Call Kurtis: The Truth About Auto-Renew
When a Lodi man realized he’d been paying for a basketball TV package he didn’t want for a decade, he called Kurtis to investigate.
Fred Bunch said he ordered a single year of DirecTV’s NBA League Pass — but has been auto-renewed without his permission for a decade.
“Evidently it becomes automatic,” he said.
Bunch has been getting charged an extra amount on his bill every year during basketball season — going back to 2001.
“We subscribed for a half season or three quarters of a season, and the billing kept coming,” he said.
But Bunch and his wife didn’t notice their bill change from $165 to $190 dollars until this NBA season.
“They put a little blurb on the side on their bill, it’s not very prominent,” he said.
That blurb — on the sidebar of his bill — reading “we have renewed your subscription.” automatically.

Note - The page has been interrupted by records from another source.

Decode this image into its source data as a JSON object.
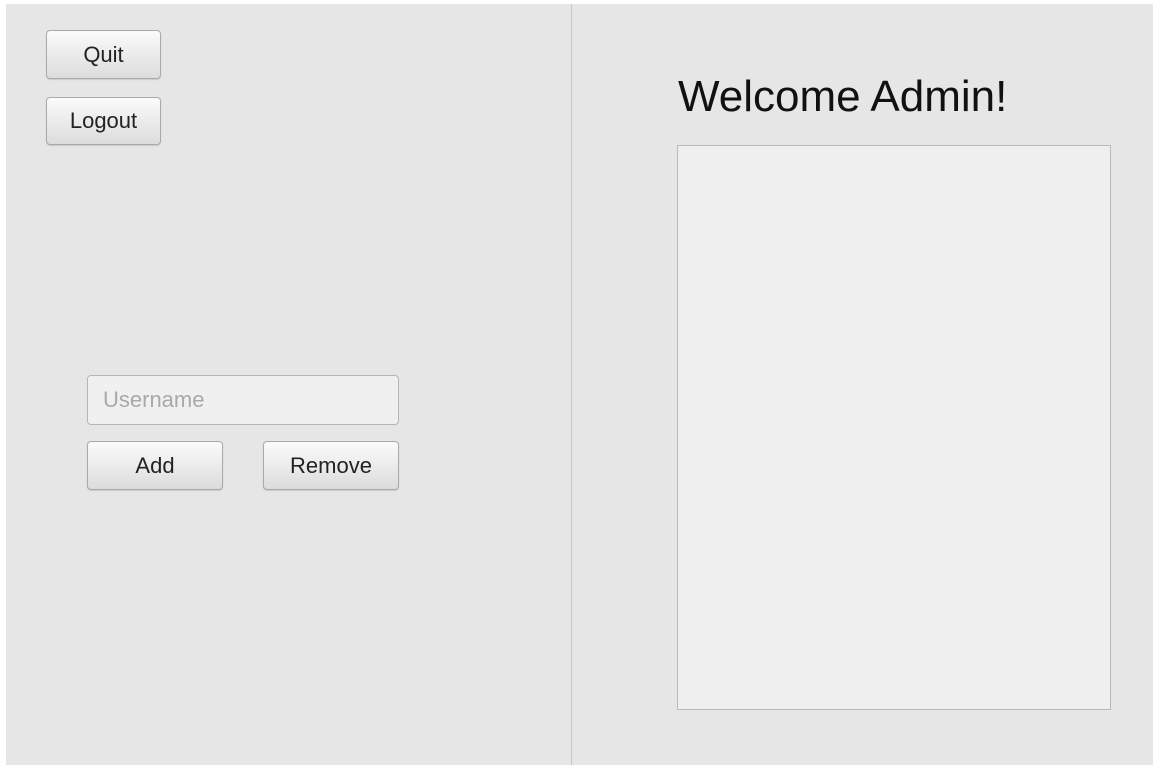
{
  "left_panel": {
    "quit_label": "Quit",
    "logout_label": "Logout",
    "username_placeholder": "Username",
    "username_value": "",
    "add_label": "Add",
    "remove_label": "Remove"
  },
  "right_panel": {
    "welcome_text": "Welcome Admin!",
    "user_list_items": []
  },
  "colors": {
    "background": "#e6e6e6",
    "list_background": "#efefef",
    "divider": "#c8c8c8"
  }
}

‘To me it’s kind of a ‘gotcha,'” he said.
When customers sign up for sports packages from DirecTV — they are automatically renewed each year when that sports season begins again. unless they cancel.
Richard Holober of the Consumer Federation of California has been critical of DirecTV’s auto-renew policies.
“It’s a very sleazy way that products are sold,” he said.
Holober said companies, including DirecTV, are banking on the fact people will forget to cancel.
“If they get one extra year out of you that you didn’t plan to pay for, they’ve made a lot of money off that,” he said.
DirecTV defended its billing saying, “A customer’s failure to review their monthly billing statement does not qualify them for a refund,” but told CBS13, “Mr. Bunch has been a excellent, long-time customer and we made a big exception in his case though he was sent multiple notices.”
The company agreed to refund Bunch $2,274.90 for the past ten years of service.
“I feel like I’ve been heard,” said Bunch.
DirecTV offers a “Do Not Renew” feature if customers ask for it. A company spokesman told us they had no record of Bunch asking for it — that’s why he was signed up for the auto-renewal.
Consumer advocates said it’s still important to review your bills each month for any charges that may be inaccurate.